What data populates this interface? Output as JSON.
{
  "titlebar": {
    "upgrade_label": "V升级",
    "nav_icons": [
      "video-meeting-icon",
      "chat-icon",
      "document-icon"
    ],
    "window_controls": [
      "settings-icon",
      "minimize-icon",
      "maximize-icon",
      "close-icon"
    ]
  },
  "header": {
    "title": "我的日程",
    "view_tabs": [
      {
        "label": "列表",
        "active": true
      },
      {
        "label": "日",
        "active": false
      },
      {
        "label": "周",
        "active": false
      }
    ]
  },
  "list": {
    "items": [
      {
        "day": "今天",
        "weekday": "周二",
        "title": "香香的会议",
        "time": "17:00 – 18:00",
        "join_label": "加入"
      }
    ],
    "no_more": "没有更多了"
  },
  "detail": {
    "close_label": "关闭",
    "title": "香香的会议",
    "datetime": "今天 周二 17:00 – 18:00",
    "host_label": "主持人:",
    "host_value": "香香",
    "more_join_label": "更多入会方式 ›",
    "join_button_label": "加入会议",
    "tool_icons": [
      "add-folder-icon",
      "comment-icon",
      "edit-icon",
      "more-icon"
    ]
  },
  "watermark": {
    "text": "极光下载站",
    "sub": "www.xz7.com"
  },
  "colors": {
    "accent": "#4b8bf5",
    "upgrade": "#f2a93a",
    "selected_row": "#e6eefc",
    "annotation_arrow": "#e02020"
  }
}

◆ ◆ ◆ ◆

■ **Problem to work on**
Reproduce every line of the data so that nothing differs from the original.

■ **Response area**
What data populates this interface? Output as JSON.
{
  "titlebar": {
    "upgrade_label": "V升级",
    "nav_icons": [
      "video-meeting-icon",
      "chat-icon",
      "document-icon"
    ],
    "window_controls": [
      "settings-icon",
      "minimize-icon",
      "maximize-icon",
      "close-icon"
    ]
  },
  "header": {
    "title": "我的日程",
    "view_tabs": [
      {
        "label": "列表",
        "active": true
      },
      {
        "label": "日",
        "active": false
      },
      {
        "label": "周",
        "active": false
      }
    ]
  },
  "list": {
    "items": [
      {
        "day": "今天",
        "weekday": "周二",
        "title": "香香的会议",
        "time": "17:00 – 18:00",
        "join_label": "加入"
      }
    ],
    "no_more": "没有更多了"
  },
  "detail": {
    "close_label": "关闭",
    "title": "香香的会议",
    "datetime": "今天 周二 17:00 – 18:00",
    "host_label": "主持人:",
    "host_value": "香香",
    "more_join_label": "更多入会方式 ›",
    "join_button_label": "加入会议",
    "tool_icons": [
      "add-folder-icon",
      "comment-icon",
      "edit-icon",
      "more-icon"
    ]
  },
  "watermark": {
    "text": "极光下载站",
    "sub": "www.xz7.com"
  },
  "colors": {
    "accent": "#4b8bf5",
    "upgrade": "#f2a93a",
    "selected_row": "#e6eefc",
    "annotation_arrow": "#e02020"
  }
}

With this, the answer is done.